The scene in the movie "Stand By Me" is one that happens all too often in real life — caught on a railroad bridge with no room to step aside to safety. This photo troubled me but not nearly to the level of the one, again prominently featured on the July 16 front page cover, titled "The simplest of things are often the foundation of the most fun." A more appropriate title would be "The misperception of harmless fun is often the foundation for tragedy." Unlike the bridge location above, the section of track on which the two young girls were photographed (may I presume by the mother of one of the young girls?) is part of the Winnipesaukee Scenic Railroad's daily operation, with as many as eight trains passing this very location.

Nationally, a person or vehicle is struck by a train every three hours. Our volunteers work hard to change people's behavior around railroad tracks and crossings with a particular focus on educating children. Romanticizing or condoning this trespass further perpetuates the hazard. How many children in the Lakes Region and beyond saw this photo and were compelled to mimic the balance beam "game"?

I find it ironic that every year, prior to commencement of operations and in the interest of public safety, the railroad posts a public service announcement in your publication alerting the public to the dangers of being on or around an active railroad only to have that advisory trivialized by published photographs of irresponsible acts and questionable subject matter.

For the safety of everyone, I would implore your paper and your readers, to recognize that railroads are not playgrounds, fishing access points, or shortcuts home. They are active and operational transportation corridors and as such we must all remain vigilant and keep in mind that safety is paramount.

John Robinson
State Coordinator
New Hampshire Operation Lifesaver
Concord

Last Updated on Monday, 27 July 2015 05:18

Hits: 113

Selectmen need to look for experienced police chief for our town

To The Daily Sun,

l have serious concerns about the governance of the Town of Gilmanton under the current Board of Selectmen. Review of board minutes reveals extensive non-public sessions, with minutes duly sealed, so the public can never find out what goes on behind those closed doors.

In particular, the retirement of the police chief, and the appointment of his replacement, was considered so secretive that one of the selectmen was forced to resign because he "let the cat of the bag". Why is an officer's planned retirement, and his proposed replacement, a matter so confidential that the public is not to know of it until a replacement is named? Indeed, given recent incidents where police officers' judgment was seriously flawed, it is essential that the selectmen conduct an advertised search and look for an experienced chief who can bring assurance of integrity and maturity to the Gilmanton Police Department.

Elevation of an existing officer, closely related to a former selectman and applicant for appointment to the present board, inevitably raises questions of conflict of interest and nepotism. That it is being done without any public process, and in non-public session, raises further questions. If the present applicant is seriously interested in a career in law enforcement, there are 233 other municipalities in New Hampshire where the issues apparent in Gilmanton would not arise.

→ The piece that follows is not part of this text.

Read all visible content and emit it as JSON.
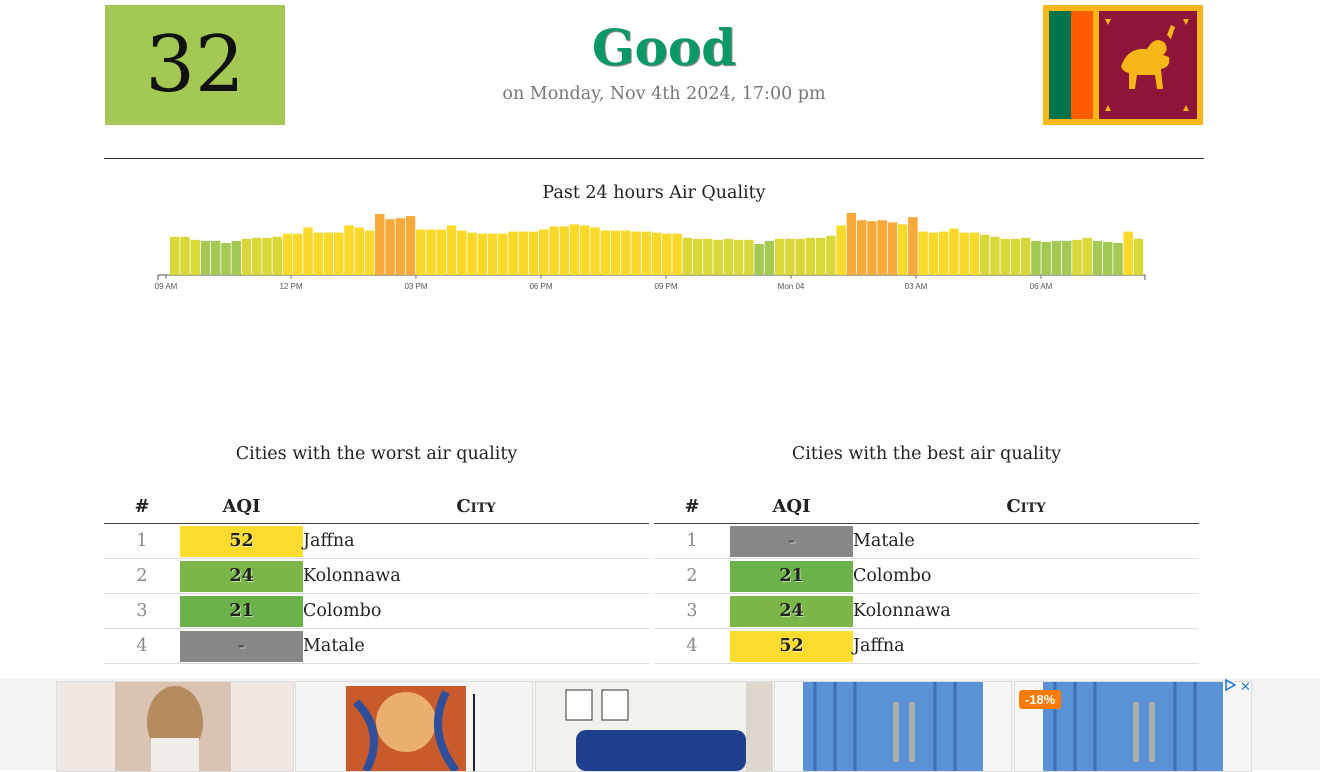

I urge the selectmen to go back to the drawing board, open up the process, and hire the best qualified applicant for the police chief position.

Carolyn Baldwin

Gilmanton

Last Updated on Monday, 27 July 2015 05:15

Hits: 134

The Laconia Daily Sun - All Rights Reserved
Privacy Policy
Powered by BENN a division of the Pittsburgh Post-Gazette